(Source records)
<<<<
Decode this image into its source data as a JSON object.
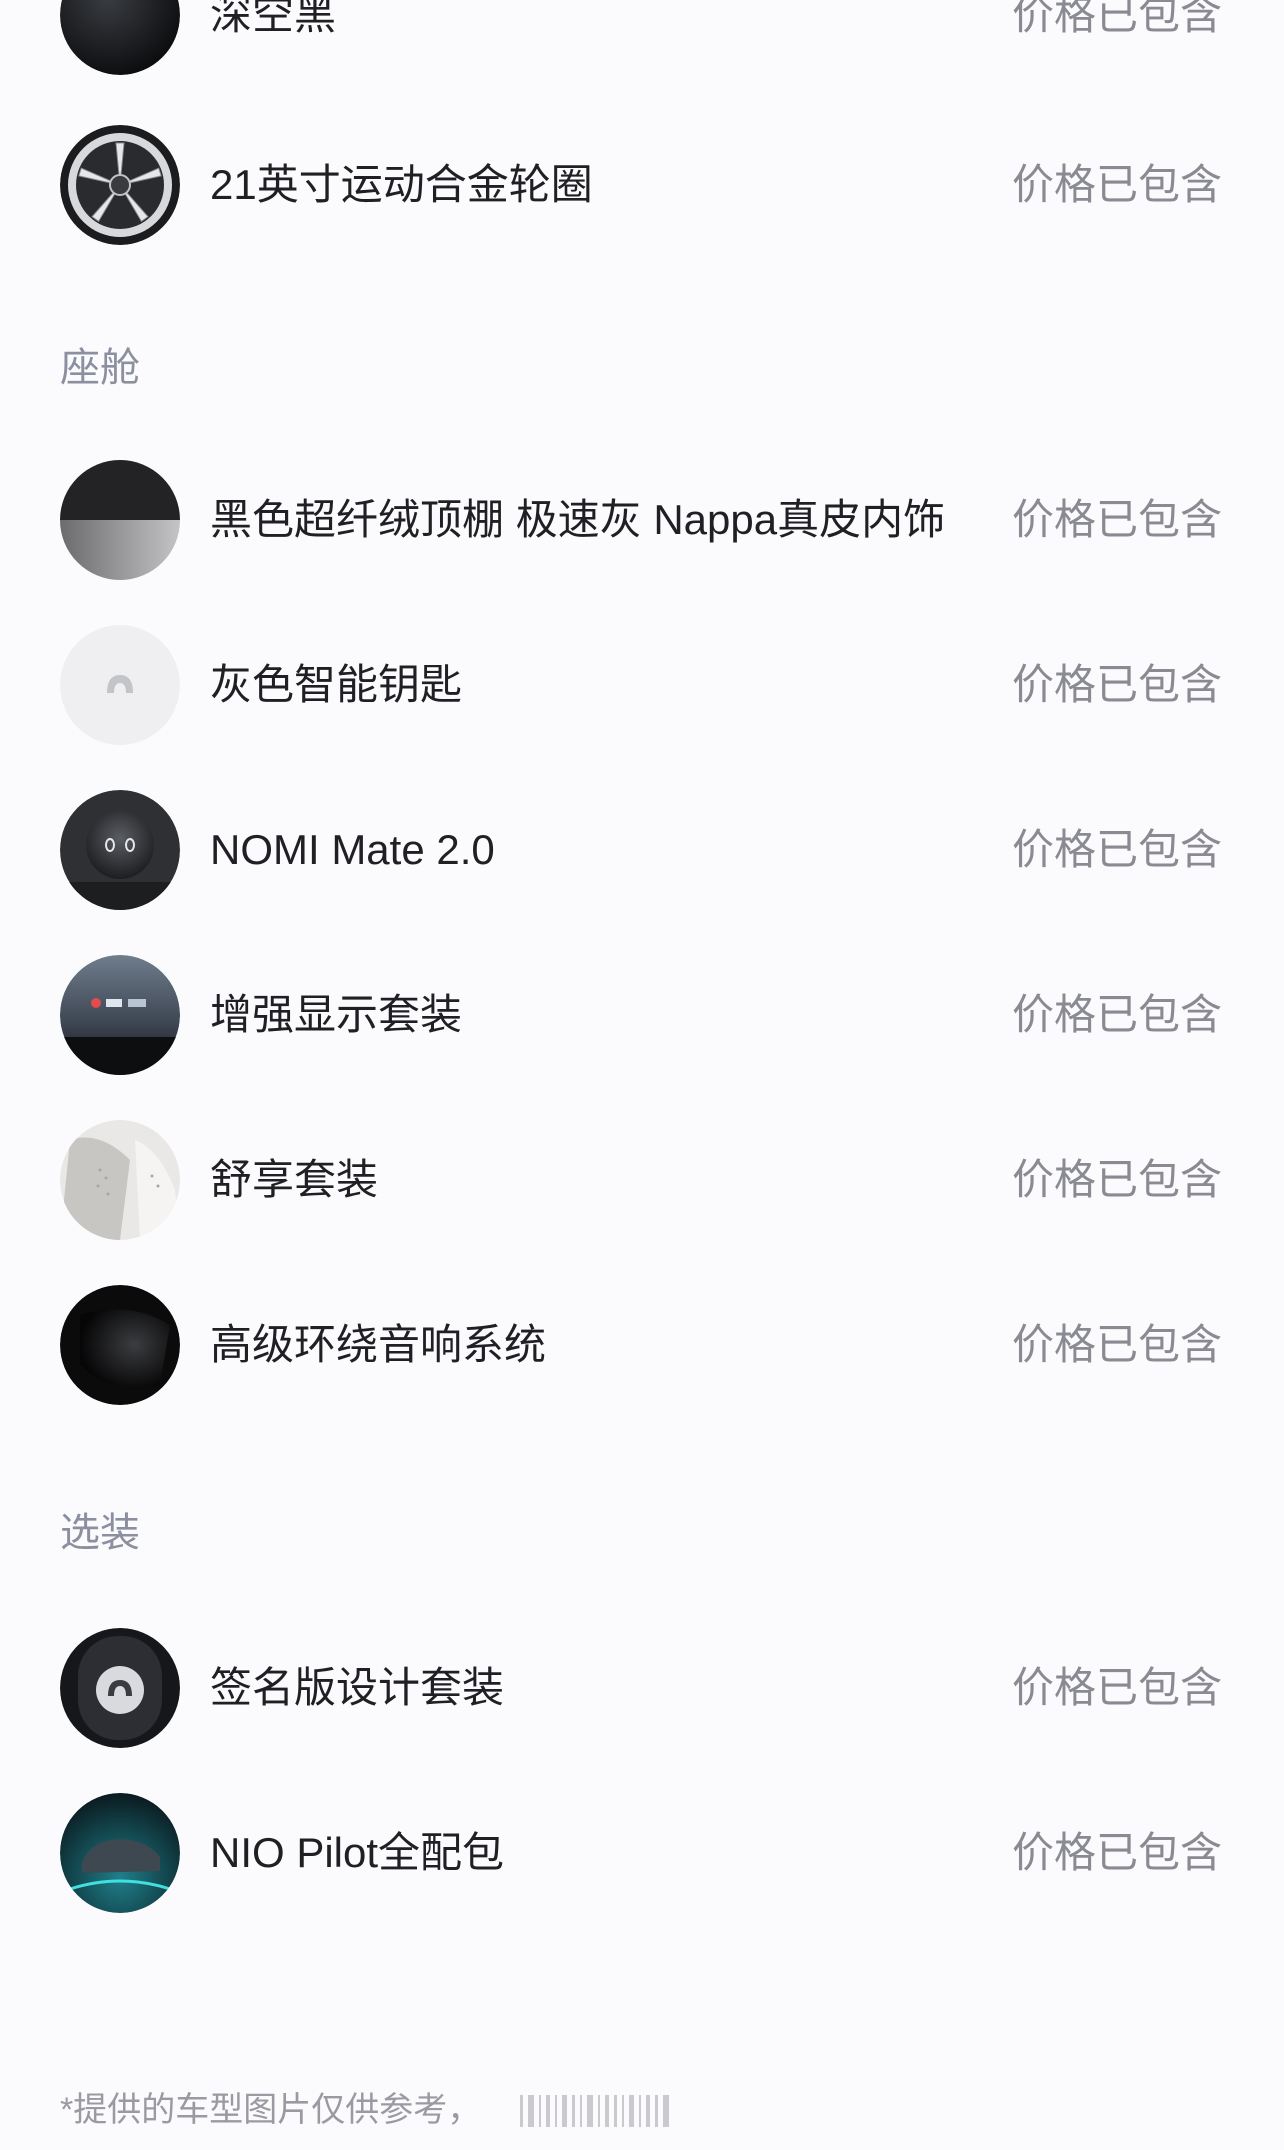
{
  "exterior_items": [
    {
      "label": "深空黑",
      "price": "价格已包含",
      "icon": "deep-space-black-swatch"
    },
    {
      "label": "21英寸运动合金轮圈",
      "price": "价格已包含",
      "icon": "alloy-wheel-image"
    }
  ],
  "cabin": {
    "title": "座舱",
    "items": [
      {
        "label": "黑色超纤绒顶棚 极速灰 Nappa真皮内饰",
        "price": "价格已包含",
        "icon": "interior-swatch"
      },
      {
        "label": "灰色智能钥匙",
        "price": "价格已包含",
        "icon": "smart-key-image"
      },
      {
        "label": "NOMI Mate 2.0",
        "price": "价格已包含",
        "icon": "nomi-mate-image"
      },
      {
        "label": "增强显示套装",
        "price": "价格已包含",
        "icon": "hud-display-image"
      },
      {
        "label": "舒享套装",
        "price": "价格已包含",
        "icon": "comfort-seat-image"
      },
      {
        "label": "高级环绕音响系统",
        "price": "价格已包含",
        "icon": "speaker-image"
      }
    ]
  },
  "options": {
    "title": "选装",
    "items": [
      {
        "label": "签名版设计套装",
        "price": "价格已包含",
        "icon": "signature-badge-image"
      },
      {
        "label": "NIO Pilot全配包",
        "price": "价格已包含",
        "icon": "nio-pilot-car-image"
      }
    ]
  },
  "footer": {
    "disclaimer": "*提供的车型图片仅供参考，"
  },
  "colors": {
    "text": "#1f1f24",
    "price_text": "#8a8a93",
    "section_text": "#8c8fa0",
    "background": "#fbfbfd"
  }
}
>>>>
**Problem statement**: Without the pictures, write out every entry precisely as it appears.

**Result**:
Decode this image into its source data as a JSON object.
{
  "exterior_items": [
    {
      "label": "深空黑",
      "price": "价格已包含",
      "icon": "deep-space-black-swatch"
    },
    {
      "label": "21英寸运动合金轮圈",
      "price": "价格已包含",
      "icon": "alloy-wheel-image"
    }
  ],
  "cabin": {
    "title": "座舱",
    "items": [
      {
        "label": "黑色超纤绒顶棚 极速灰 Nappa真皮内饰",
        "price": "价格已包含",
        "icon": "interior-swatch"
      },
      {
        "label": "灰色智能钥匙",
        "price": "价格已包含",
        "icon": "smart-key-image"
      },
      {
        "label": "NOMI Mate 2.0",
        "price": "价格已包含",
        "icon": "nomi-mate-image"
      },
      {
        "label": "增强显示套装",
        "price": "价格已包含",
        "icon": "hud-display-image"
      },
      {
        "label": "舒享套装",
        "price": "价格已包含",
        "icon": "comfort-seat-image"
      },
      {
        "label": "高级环绕音响系统",
        "price": "价格已包含",
        "icon": "speaker-image"
      }
    ]
  },
  "options": {
    "title": "选装",
    "items": [
      {
        "label": "签名版设计套装",
        "price": "价格已包含",
        "icon": "signature-badge-image"
      },
      {
        "label": "NIO Pilot全配包",
        "price": "价格已包含",
        "icon": "nio-pilot-car-image"
      }
    ]
  },
  "footer": {
    "disclaimer": "*提供的车型图片仅供参考，"
  },
  "colors": {
    "text": "#1f1f24",
    "price_text": "#8a8a93",
    "section_text": "#8c8fa0",
    "background": "#fbfbfd"
  }
}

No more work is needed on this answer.